Causing a dysfunctional digestive system resulting in the overgrowth of yeasts such as Candida albicans. These yeasts secrete several toxins including ethanol and acetaldehyde that trigger direct depressive effects upon the brain of their host.
It can lead to the depletion detoxification via substances such as glutathione and thiols which leads to increased toxicity of the nervous system
Mercury can cause dysfunction in glucose metabolism which leads to cravings for substances such as carbohydrates and alcohol. The high sensitivity of the brain decreased or poorly controlled glucose levels are known to cause depression
Alcohol and substance abuse as a cause of depression
Alcohol, commonly abused street drugs such as heroin and cocaine drugs and prescription drugs have a common feature: They deplete the body and brain of essential natural chemicals such as serotonin and noradrenaline which are responsible for emotional well being. Those who attempt to cease from using these drugs often encounter .Most alcohol and drug addicted persons who stop their use still experience cravings, depression, anxiety, and unstable moods. The absence of buffer of drugs results in a heavy burden being borne by the nervous system and the brain. During a study that was carried out for a period on about ten years it was found that alcoholics tend to experience the following during and even in the period that they try to abstain from abuse of alcohol: Depression, hostility, anxiety, paranoia, psychosis, phobia, inadequate and inferior feelings.
12.0 Treatment of depression and recommendations
According to the U.S. Preventive Services Task Force suggests that health-care providers ought to screen adults for depression once the programs are up and running to ensure that accurate diagnosis and effective treatment is available along with careful monitoring and follow-up of the patients . The Task Force on Community Preventive Services also recommends a shift from the traditional approach to collaborative care.
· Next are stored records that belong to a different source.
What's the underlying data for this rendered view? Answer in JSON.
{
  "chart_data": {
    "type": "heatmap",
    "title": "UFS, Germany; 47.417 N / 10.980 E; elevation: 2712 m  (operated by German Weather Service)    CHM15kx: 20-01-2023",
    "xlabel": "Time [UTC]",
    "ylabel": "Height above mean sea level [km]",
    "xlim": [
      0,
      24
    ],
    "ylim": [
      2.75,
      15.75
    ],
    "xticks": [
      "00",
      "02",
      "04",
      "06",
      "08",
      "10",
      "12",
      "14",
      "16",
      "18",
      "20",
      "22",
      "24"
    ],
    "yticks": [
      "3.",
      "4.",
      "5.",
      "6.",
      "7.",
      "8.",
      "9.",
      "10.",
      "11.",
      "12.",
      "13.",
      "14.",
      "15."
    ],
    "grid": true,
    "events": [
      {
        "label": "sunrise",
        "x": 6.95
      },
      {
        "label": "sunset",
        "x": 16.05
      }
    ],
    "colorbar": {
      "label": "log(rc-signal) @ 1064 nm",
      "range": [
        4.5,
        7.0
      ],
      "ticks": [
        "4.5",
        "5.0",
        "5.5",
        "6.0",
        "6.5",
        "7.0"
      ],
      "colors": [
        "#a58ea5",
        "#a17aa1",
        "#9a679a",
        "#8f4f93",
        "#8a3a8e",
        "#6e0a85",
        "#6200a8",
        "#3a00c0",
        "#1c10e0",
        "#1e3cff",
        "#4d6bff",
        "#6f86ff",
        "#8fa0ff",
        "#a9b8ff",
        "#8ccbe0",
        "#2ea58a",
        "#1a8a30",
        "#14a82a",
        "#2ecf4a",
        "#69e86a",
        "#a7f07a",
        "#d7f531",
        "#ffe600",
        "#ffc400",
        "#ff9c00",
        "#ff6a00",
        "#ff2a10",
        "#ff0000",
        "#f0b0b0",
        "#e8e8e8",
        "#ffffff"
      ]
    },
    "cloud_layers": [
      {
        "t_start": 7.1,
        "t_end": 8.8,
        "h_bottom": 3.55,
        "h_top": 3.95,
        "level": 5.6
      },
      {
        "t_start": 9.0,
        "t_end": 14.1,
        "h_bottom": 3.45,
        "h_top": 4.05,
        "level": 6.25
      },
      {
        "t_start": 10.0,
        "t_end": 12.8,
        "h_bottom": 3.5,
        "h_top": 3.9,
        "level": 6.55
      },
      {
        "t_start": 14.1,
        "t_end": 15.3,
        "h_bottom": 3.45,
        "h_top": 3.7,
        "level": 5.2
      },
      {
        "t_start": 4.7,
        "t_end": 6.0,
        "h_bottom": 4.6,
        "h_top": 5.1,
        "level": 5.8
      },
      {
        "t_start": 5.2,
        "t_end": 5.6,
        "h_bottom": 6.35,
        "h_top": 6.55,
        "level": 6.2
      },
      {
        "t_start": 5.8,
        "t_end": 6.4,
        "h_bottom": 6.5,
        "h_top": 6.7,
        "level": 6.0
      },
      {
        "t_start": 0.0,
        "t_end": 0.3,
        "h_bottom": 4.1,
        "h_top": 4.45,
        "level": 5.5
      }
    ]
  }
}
In this approach there is collaboration of primary care providers, mental health specialists and other providers in order to come up with better approaches for disease management for depressed adults and youth based on strong evidence how effective treatment can be in improving short-term depression outcomes.
In addition, sensitization programmes aimed at educating the public on the underlying causes of depression should be started in different countries. This would go a long way in preventing misdiagnosis of the cases of depression in addition to promoting a culture of early diagnosis. The mitigation measures should not just be limited to prescription of anti depressants which have become widely abused but should also include psychological care and a battery of tests to rule out all other causes.
National Institute of Mental Health. (2009, May 5). Depression. Retrieved October 21, 2011, from National Institute of Mental Health: http://www.nim.com
American Pscychiatric Association. (2009). Diagnostic and statistical manual of mental disorders. Washington: American Psychiatric Publishers Inc.
Devane, C., Chiao, E., Franklin, & Kruep., D. (2005). Anxiety disorders in the 21st century: status, challenges, opportunities, and comorbidity with depression. American Journal of Managed Care, 343-355.